Strangely, disorientingly, the inference drawn from this indictment and death sentence is not hopeless despair but new life, as if we should have seen new life coming all along:
“Therefore, behold, I will allure her, and bring her into the wilderness, and speak tenderly to her [lit: over her heart]. And there I will give her her vineyards and make the Valley of Achor a door of hope . . . And I will betroth you to me forever. I will betroth you to me in righteousness and in justice, in steadfast love and mercy. I will betroth you to me in faithfulness, and you shall know the LORD” (2:14-20)
Therefore? I’m going to kill her, and therefore I will make her flourish again? But there it is: When God sends his covenant-transgressing people back to the wilderness to die, it’s precisely so that he can resurrect them into closer union with himself.
This is the message of the prophets, in a nutshell: Israel has transgressed the covenant and is facing the covenant sanctions of death and desolation, and she will indeed die, but she will be resurrected. She will be given new life on the other side of the grave. Hosea goes on to say this rather more explicitly in 6:1-2, “…He has torn us, that he may heal us; he has struck us down, and he will bind us up. After two days he will revive us; on the third day[!] he will raise us up, that we may live before him.”

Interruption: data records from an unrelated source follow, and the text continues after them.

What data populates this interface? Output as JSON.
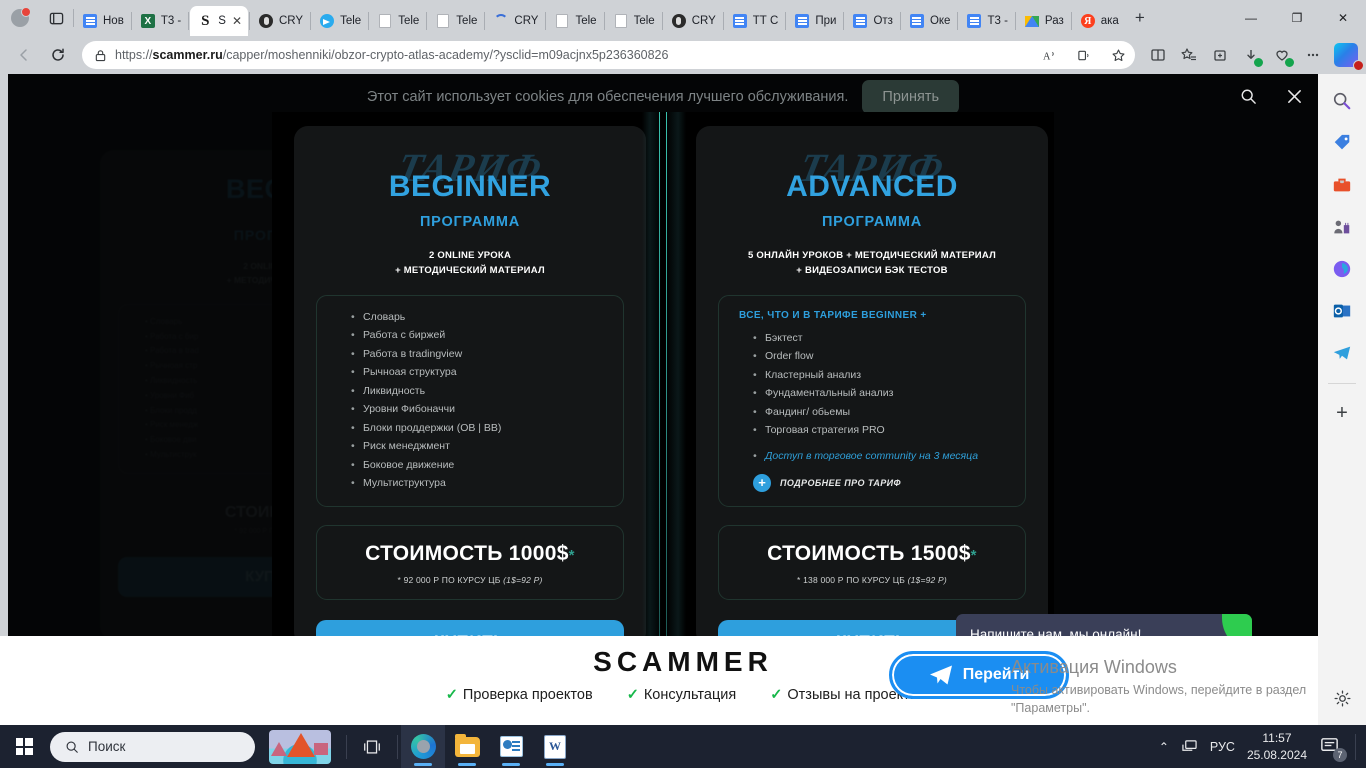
{
  "browser": {
    "tabs": [
      {
        "label": "Нов",
        "icon": "google-docs-icon",
        "active": false
      },
      {
        "label": "Т3 -",
        "icon": "excel-icon",
        "active": false
      },
      {
        "label": "S",
        "icon": "scammer-icon",
        "active": true
      },
      {
        "label": "CRY",
        "icon": "crypto-icon",
        "active": false
      },
      {
        "label": "Tele",
        "icon": "telegram-icon",
        "active": false
      },
      {
        "label": "Tele",
        "icon": "document-icon",
        "active": false
      },
      {
        "label": "Tele",
        "icon": "document-icon",
        "active": false
      },
      {
        "label": "CRY",
        "icon": "loading-spinner-icon",
        "active": false
      },
      {
        "label": "Tele",
        "icon": "document-icon",
        "active": false
      },
      {
        "label": "Tele",
        "icon": "document-icon",
        "active": false
      },
      {
        "label": "CRY",
        "icon": "crypto-icon",
        "active": false
      },
      {
        "label": "ТТ С",
        "icon": "google-docs-icon",
        "active": false
      },
      {
        "label": "При",
        "icon": "google-docs-icon",
        "active": false
      },
      {
        "label": "Отз",
        "icon": "google-docs-icon",
        "active": false
      },
      {
        "label": "Оке",
        "icon": "google-docs-icon",
        "active": false
      },
      {
        "label": "Т3 -",
        "icon": "google-docs-icon",
        "active": false
      },
      {
        "label": "Раз",
        "icon": "google-drive-icon",
        "active": false
      },
      {
        "label": "ака",
        "icon": "yandex-icon",
        "active": false
      }
    ],
    "new_tab_label": "+",
    "window_controls": {
      "minimize": "—",
      "maximize": "❐",
      "close": "✕"
    },
    "url_prefix": "https://",
    "url_host": "scammer.ru",
    "url_path": "/capper/moshenniki/obzor-crypto-atlas-academy/?ysclid=m09acjnx5p236360826"
  },
  "page": {
    "cookie_notice": "Этот сайт использует cookies для обеспечения лучшего обслуживания.",
    "cookie_accept": "Принять",
    "overlay_search_icon": "search-icon",
    "overlay_close_icon": "close-icon",
    "cards": [
      {
        "script_word": "ТАРИФ",
        "title": "BEGINNER",
        "program_label": "ПРОГРАММА",
        "desc_line1": "2 ONLINE УРОКА",
        "desc_line2": "+ МЕТОДИЧЕСКИЙ МАТЕРИАЛ",
        "features_head": "",
        "features": [
          "Словарь",
          "Работа с биржей",
          "Работа в tradingview",
          "Рычноая структура",
          "Ликвидность",
          "Уровни Фибоначчи",
          "Блоки проддержки (OB | BB)",
          "Риск менеджмент",
          "Боковое движение",
          "Мультиструктура"
        ],
        "accent_feature": "",
        "more_label": "",
        "price": "СТОИМОСТЬ 1000$",
        "price_asterisk": "*",
        "price_note": "* 92 000 Р ПО КУРСУ ЦБ ",
        "price_note_italic": "(1$=92 Р)",
        "buy_label": "КУПИТЬ"
      },
      {
        "script_word": "ТАРИФ",
        "title": "ADVANCED",
        "program_label": "ПРОГРАММА",
        "desc_line1": "5 ОНЛАЙН УРОКОВ + МЕТОДИЧЕСКИЙ МАТЕРИАЛ",
        "desc_line2": "+ ВИДЕОЗАПИСИ БЭК ТЕСТОВ",
        "features_head": "ВСЕ, ЧТО И В ТАРИФЕ BEGINNER +",
        "features": [
          "Бэктест",
          "Order flow",
          "Кластерный анализ",
          "Фундаментальный анализ",
          "Фандинг/ обьемы",
          "Торговая стратегия PRO"
        ],
        "accent_feature": "Доступ в торговое community на 3 месяца",
        "more_label": "ПОДРОБНЕЕ ПРО ТАРИФ",
        "price": "СТОИМОСТЬ 1500$",
        "price_asterisk": "*",
        "price_note": "* 138 000 Р ПО КУРСУ ЦБ ",
        "price_note_italic": "(1$=92 Р)",
        "buy_label": "КУПИТЬ"
      }
    ],
    "ghost_card": {
      "title": "BEGI",
      "program_label": "ПРОГР",
      "desc_line1": "2 ONLIN",
      "desc_line2": "+ МЕТОДИЧЕСК",
      "features": [
        "Словарь",
        "Работа с бир",
        "Работа в trad",
        "Рычноая стр",
        "Ликвидность",
        "Уровни Фиб",
        "Блоки продд",
        "Риск менедж",
        "Боковое дви",
        "Мультиструк"
      ],
      "price": "СТОИМО",
      "price_note": "* 92 000 Р ПО К",
      "buy_label": "КУП"
    },
    "chat_bubble": "Напишите нам, мы онлайн!"
  },
  "footer": {
    "brand": "SCAMMER",
    "checks": [
      "Проверка проектов",
      "Консультация",
      "Отзывы на проекты"
    ],
    "check_glyph": "✓",
    "cta_label": "Перейти",
    "cta_icon": "telegram-plane-icon"
  },
  "windows_activation": {
    "title": "Активация Windows",
    "subtitle": "Чтобы активировать Windows, перейдите в раздел \"Параметры\"."
  },
  "sidebar": {
    "items": [
      {
        "name": "search-icon"
      },
      {
        "name": "shopping-tag-icon"
      },
      {
        "name": "toolbox-icon"
      },
      {
        "name": "games-icon"
      },
      {
        "name": "office-icon"
      },
      {
        "name": "outlook-icon"
      },
      {
        "name": "telegram-icon"
      }
    ],
    "add_label": "+",
    "settings_icon": "gear-icon"
  },
  "taskbar": {
    "start_icon": "windows-start-icon",
    "search_placeholder": "Поиск",
    "widgets_icon": "weather-widget-icon",
    "taskview_icon": "task-view-icon",
    "apps": [
      {
        "name": "edge-icon",
        "running": true,
        "active": true
      },
      {
        "name": "file-explorer-icon",
        "running": true,
        "active": false
      },
      {
        "name": "powerpoint-icon",
        "running": true,
        "active": false
      },
      {
        "name": "word-icon",
        "running": true,
        "active": false
      }
    ],
    "tray": {
      "chevron": "⌃",
      "network_icon": "network-icon",
      "language": "РУС",
      "time": "11:57",
      "date": "25.08.2024",
      "notifications_icon": "notifications-icon",
      "notification_count": "7"
    }
  },
  "colors": {
    "accent_blue": "#2e9fdd",
    "card_bg": "#141617",
    "teal_border": "#20352f",
    "brand_black": "#111111",
    "check_green": "#17b84a",
    "cta_blue": "#1b8ef2"
  }
}
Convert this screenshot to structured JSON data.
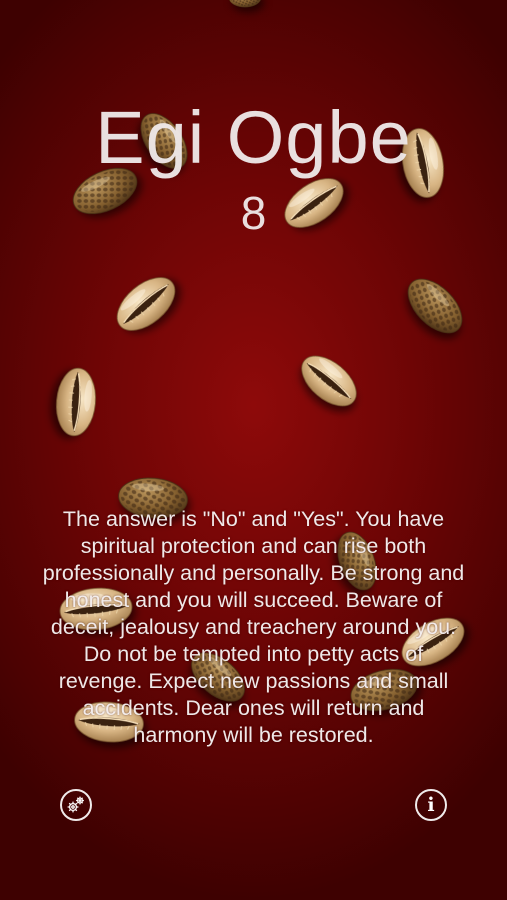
{
  "result": {
    "name": "Egi Ogbe",
    "number": "8",
    "reading": "The answer is \"No\" and \"Yes\". You have spiritual protection and can rise both professionally and personally. Be strong and honest and you will succeed. Beware of deceit, jealousy and treachery around you. Do not be tempted into petty acts of revenge. Expect new passions and small accidents. Dear ones will return and harmony will be restored."
  },
  "toolbar": {
    "settings_icon": "gears-icon",
    "info_icon": "info-icon"
  },
  "cowries": {
    "total": 16,
    "mouth_up": 8
  },
  "colors": {
    "background": "#6e0505",
    "text": "#f0ebeb",
    "shell_cream": "#d9b88a",
    "shell_brown": "#6a4a26"
  }
}
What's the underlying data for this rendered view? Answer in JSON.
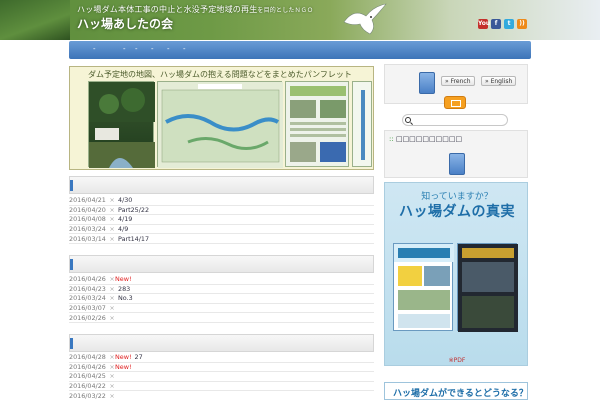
{
  "header": {
    "tagline_main": "ハッ場ダム本体工事の中止と水没予定地域の再生",
    "tagline_small": "を目的としたＮＧＯ",
    "site_title": "ハッ場あしたの会",
    "social": [
      {
        "name": "youtube-icon",
        "label": "You",
        "class": "yt"
      },
      {
        "name": "facebook-icon",
        "label": "f",
        "class": "fb"
      },
      {
        "name": "twitter-icon",
        "label": "t",
        "class": "tw"
      },
      {
        "name": "rss-icon",
        "label": "))",
        "class": "rss"
      }
    ]
  },
  "nav": {
    "items": [
      "-",
      "-",
      "-",
      "-",
      "-",
      "-"
    ]
  },
  "banner": {
    "title": "ダム予定地の地図、ハッ場ダムの抱える問題などをまとめたパンフレット"
  },
  "sections": [
    {
      "rows": [
        {
          "date": "2016/04/21",
          "bullet": "×",
          "new": "",
          "title": "4/30"
        },
        {
          "date": "2016/04/20",
          "bullet": "×",
          "new": "",
          "title": "Part25/22"
        },
        {
          "date": "2016/04/08",
          "bullet": "×",
          "new": "",
          "title": "4/19"
        },
        {
          "date": "2016/03/24",
          "bullet": "×",
          "new": "",
          "title": "4/9"
        },
        {
          "date": "2016/03/14",
          "bullet": "×",
          "new": "",
          "title": "Part14/17"
        }
      ]
    },
    {
      "rows": [
        {
          "date": "2016/04/26",
          "bullet": "×",
          "new": "New!",
          "title": ""
        },
        {
          "date": "2016/04/23",
          "bullet": "×",
          "new": "",
          "title": "283"
        },
        {
          "date": "2016/03/24",
          "bullet": "×",
          "new": "",
          "title": "No.3"
        },
        {
          "date": "2016/03/07",
          "bullet": "×",
          "new": "",
          "title": ""
        },
        {
          "date": "2016/02/26",
          "bullet": "×",
          "new": "",
          "title": ""
        }
      ]
    },
    {
      "rows": [
        {
          "date": "2016/04/28",
          "bullet": "×",
          "new": "New!",
          "title": "27"
        },
        {
          "date": "2016/04/26",
          "bullet": "×",
          "new": "New!",
          "title": ""
        },
        {
          "date": "2016/04/25",
          "bullet": "×",
          "new": "",
          "title": ""
        },
        {
          "date": "2016/04/22",
          "bullet": "×",
          "new": "",
          "title": ""
        },
        {
          "date": "2016/03/22",
          "bullet": "×",
          "new": "",
          "title": ""
        }
      ]
    }
  ],
  "sidebar": {
    "lang_french": "» French",
    "lang_english": "» English",
    "search_placeholder": "",
    "info_head": "□□□□□□□□□□",
    "ad_question": "知っていますか？",
    "ad_title": "ハッ場ダムの真実",
    "ad_pdf": "※PDF",
    "dam_link": "ハッ場ダムができるとどうなる？"
  },
  "colors": {
    "nav": "#3d74b8",
    "accent_blue": "#1e6ea8",
    "new_red": "#e02020",
    "mail_orange": "#f6a020"
  }
}
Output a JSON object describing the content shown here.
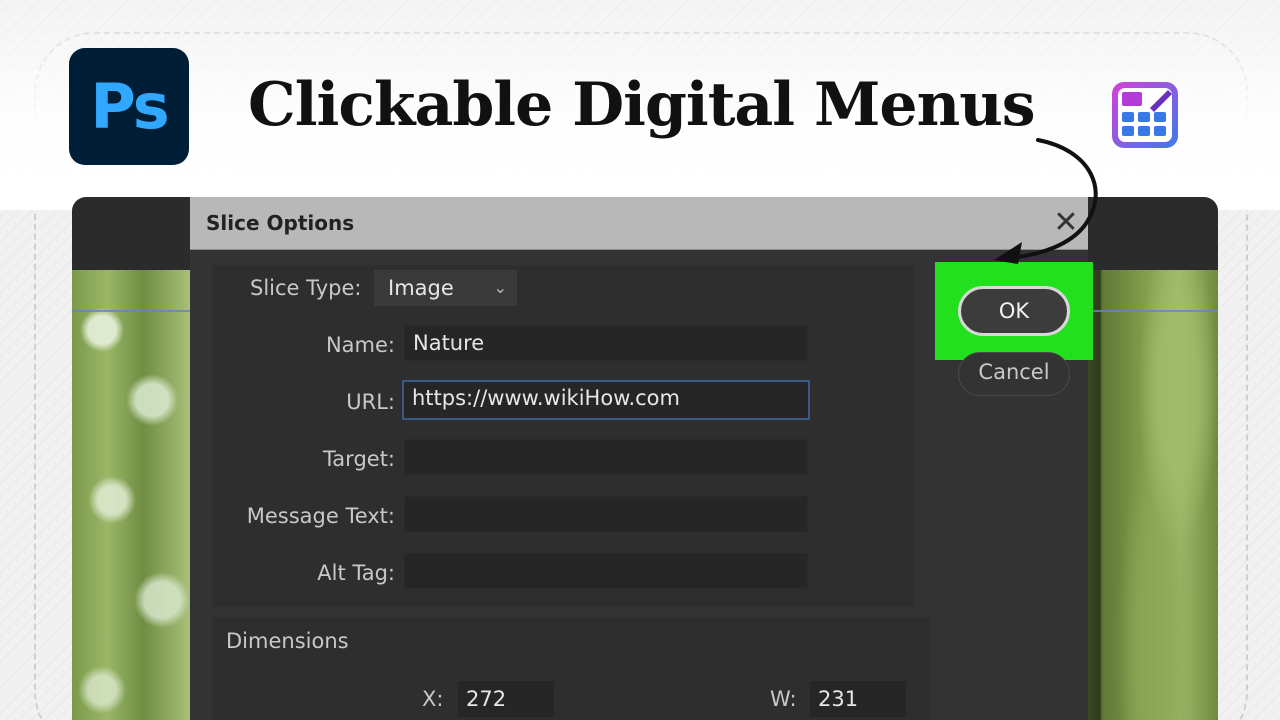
{
  "header": {
    "app_logo_text": "Ps",
    "title": "Clickable Digital Menus"
  },
  "dialog": {
    "title": "Slice Options",
    "slice_type_label": "Slice Type:",
    "slice_type_value": "Image",
    "fields": [
      {
        "label": "Name:",
        "value": "Nature"
      },
      {
        "label": "URL:",
        "value": "https://www.wikiHow.com"
      },
      {
        "label": "Target:",
        "value": ""
      },
      {
        "label": "Message Text:",
        "value": ""
      },
      {
        "label": "Alt Tag:",
        "value": ""
      }
    ],
    "dimensions": {
      "title": "Dimensions",
      "x_label": "X:",
      "x_value": "272",
      "w_label": "W:",
      "w_value": "231"
    },
    "ok_label": "OK",
    "cancel_label": "Cancel"
  },
  "colors": {
    "highlight": "#22e01e",
    "ps_blue": "#31a8ff",
    "ps_bg": "#001e36"
  },
  "icons": [
    "photoshop-logo-icon",
    "digital-menu-brand-icon",
    "close-icon",
    "chevron-down-icon",
    "curved-arrow-icon"
  ]
}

At the center of Amos is the statement, or really the lament, that “Fallen, no more to rise, is the virgin Israel; forsaken on her land with none to raise her up” (Amos 5:2). But Israel’s God gives life to the dead, and so Amos ends with the promise that “In that day I will raise up the booth of David that has fallen and repair its breaches, and raise up its ruins and rebuild it as in the days of old” (Amos 9:11). Isaiah likewise promises: “Your dead shall live; their bodies shall rise. You who dwell in the dust, awake and sing for joy! For your dew is a dew of light, and the land will give birth to the dead.” Ezekiel’s vision of the bones is well-known. The valley was full of them, scattered and dry. Could they ever live again? Ezekiel may have suspected that they could, but when asked he wisely said, “O Lord GOD, you know.” And the Spirit came and gave life to the bones, the thigh bone connected to the hip bone, the hip bone connected to the back bone, the back bone connected to the…. you get the idea. Muscles and flesh came upon them, and they stood up as a great army. And the lesson was this: “Behold, I will open your graves and raise you from your graves.” Read all about it in Ezekiel 37:1-14. The impression is unmistakable throughout the prophets that two things are certain: Death and New Life. God’s people must die for their sins, but he will make them live again.
Is it any surprise that when Yahweh visits his people in the flesh to be the “Amen” to all of God’s covenant promises, and to be the firstfruits of the resurrection, he dies under the curse and is raised to new life? Is that not all that the prophets had spoken?